### [Brief]
In the data, find the word "Output" and copy out every line that has it.

### [Data for analysis]

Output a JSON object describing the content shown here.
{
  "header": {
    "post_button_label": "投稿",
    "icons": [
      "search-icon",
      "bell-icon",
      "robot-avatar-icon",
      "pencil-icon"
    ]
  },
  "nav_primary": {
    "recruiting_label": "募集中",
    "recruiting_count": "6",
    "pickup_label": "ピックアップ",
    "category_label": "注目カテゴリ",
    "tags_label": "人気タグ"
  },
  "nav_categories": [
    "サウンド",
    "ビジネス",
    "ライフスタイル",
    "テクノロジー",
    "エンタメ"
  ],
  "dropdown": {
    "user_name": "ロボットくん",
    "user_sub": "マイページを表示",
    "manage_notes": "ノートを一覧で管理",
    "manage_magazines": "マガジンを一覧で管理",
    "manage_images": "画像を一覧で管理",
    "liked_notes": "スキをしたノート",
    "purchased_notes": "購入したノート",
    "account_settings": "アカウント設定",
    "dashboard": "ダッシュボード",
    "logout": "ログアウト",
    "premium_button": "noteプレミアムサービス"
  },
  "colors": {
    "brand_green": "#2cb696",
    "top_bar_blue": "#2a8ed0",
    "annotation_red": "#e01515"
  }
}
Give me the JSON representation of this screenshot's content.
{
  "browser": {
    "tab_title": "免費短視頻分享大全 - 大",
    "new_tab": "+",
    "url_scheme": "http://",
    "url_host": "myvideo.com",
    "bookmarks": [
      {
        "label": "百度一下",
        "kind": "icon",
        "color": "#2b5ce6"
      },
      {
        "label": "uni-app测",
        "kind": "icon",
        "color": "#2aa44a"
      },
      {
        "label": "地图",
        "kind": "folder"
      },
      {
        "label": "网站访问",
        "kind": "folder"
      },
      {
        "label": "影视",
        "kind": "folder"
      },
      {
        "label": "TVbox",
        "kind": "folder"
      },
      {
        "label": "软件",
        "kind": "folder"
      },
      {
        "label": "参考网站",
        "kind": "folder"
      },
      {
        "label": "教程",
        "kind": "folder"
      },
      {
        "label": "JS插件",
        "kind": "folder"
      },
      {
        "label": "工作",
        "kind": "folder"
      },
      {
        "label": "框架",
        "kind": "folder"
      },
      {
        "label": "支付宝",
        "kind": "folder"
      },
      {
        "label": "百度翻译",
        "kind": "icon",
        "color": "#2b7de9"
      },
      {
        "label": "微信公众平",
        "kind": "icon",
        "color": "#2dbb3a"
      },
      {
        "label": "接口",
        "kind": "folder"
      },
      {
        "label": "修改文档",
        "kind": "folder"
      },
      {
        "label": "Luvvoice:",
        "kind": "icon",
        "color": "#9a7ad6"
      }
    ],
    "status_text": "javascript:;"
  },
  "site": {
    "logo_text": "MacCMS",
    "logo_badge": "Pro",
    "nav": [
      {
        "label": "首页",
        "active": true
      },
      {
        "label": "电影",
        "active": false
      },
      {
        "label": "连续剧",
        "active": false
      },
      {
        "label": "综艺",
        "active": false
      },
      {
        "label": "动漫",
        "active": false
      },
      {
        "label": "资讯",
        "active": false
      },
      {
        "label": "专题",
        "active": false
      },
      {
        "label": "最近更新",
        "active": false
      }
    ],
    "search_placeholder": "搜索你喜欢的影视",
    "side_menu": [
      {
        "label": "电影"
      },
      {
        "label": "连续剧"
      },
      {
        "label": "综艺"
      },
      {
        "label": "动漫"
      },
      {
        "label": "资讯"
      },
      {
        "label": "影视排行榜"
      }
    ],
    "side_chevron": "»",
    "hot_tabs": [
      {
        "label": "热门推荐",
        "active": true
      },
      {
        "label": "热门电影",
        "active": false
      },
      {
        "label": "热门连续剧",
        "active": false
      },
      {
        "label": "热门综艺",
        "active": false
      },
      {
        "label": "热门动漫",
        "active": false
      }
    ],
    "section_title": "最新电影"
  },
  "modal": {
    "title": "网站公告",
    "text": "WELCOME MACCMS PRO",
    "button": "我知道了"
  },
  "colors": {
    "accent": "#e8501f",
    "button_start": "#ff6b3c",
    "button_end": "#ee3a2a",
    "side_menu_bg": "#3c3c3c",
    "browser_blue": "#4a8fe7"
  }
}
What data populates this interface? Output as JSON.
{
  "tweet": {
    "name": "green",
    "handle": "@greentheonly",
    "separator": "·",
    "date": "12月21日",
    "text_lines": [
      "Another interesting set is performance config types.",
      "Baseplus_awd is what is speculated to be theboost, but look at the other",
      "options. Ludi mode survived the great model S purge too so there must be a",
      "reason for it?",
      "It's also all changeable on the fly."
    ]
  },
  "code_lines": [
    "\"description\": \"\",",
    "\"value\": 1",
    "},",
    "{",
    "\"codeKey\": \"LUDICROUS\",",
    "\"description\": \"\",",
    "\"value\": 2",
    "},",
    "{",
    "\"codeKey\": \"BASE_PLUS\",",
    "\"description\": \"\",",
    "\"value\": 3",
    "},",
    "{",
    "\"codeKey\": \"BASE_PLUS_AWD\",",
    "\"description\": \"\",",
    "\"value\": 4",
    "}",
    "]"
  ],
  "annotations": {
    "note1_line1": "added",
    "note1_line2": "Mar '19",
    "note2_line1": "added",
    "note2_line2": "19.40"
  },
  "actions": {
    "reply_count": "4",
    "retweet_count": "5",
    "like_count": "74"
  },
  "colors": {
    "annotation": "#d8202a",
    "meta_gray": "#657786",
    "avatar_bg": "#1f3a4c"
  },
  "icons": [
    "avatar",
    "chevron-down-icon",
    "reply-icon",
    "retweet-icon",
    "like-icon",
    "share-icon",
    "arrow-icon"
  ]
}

### [Answer to the exercise]
Output a JSON object describing the content shown here.
What data populates this interface? Output as JSON.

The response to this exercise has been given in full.